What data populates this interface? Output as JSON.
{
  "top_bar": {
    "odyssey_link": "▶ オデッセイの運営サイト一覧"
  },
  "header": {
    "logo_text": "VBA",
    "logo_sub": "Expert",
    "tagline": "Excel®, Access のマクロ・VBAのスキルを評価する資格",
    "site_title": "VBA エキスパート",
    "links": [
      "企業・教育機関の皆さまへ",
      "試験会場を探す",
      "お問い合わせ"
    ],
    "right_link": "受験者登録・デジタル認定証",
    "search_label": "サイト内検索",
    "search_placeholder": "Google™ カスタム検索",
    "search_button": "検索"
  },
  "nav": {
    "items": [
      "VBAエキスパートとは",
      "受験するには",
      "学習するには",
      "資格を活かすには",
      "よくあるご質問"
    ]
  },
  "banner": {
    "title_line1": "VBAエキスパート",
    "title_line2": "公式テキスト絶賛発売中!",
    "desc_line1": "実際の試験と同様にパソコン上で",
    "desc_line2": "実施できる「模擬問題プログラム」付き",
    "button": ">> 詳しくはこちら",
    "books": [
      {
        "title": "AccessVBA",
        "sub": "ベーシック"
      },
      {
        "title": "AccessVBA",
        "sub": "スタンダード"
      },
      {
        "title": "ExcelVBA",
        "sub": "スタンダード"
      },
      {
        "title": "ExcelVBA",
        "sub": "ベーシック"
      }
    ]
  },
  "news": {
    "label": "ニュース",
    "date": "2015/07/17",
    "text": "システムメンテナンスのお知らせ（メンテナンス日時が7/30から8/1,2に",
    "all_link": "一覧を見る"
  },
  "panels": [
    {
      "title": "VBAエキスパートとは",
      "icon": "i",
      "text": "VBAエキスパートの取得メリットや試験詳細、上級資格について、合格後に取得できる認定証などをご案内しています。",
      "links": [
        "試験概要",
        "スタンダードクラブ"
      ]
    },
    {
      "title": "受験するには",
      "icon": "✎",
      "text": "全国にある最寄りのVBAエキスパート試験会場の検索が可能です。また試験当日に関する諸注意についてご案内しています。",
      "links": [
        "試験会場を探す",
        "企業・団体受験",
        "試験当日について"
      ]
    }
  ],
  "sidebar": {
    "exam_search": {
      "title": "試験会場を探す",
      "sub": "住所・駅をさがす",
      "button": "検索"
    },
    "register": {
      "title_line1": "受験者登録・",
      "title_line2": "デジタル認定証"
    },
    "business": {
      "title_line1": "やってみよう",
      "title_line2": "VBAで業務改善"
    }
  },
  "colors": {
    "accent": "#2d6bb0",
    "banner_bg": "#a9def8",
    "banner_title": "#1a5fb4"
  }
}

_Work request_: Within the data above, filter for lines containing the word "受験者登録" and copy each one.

_Response area_:
    "right_link": "受験者登録・デジタル認定証",
      "title_line1": "受験者登録・",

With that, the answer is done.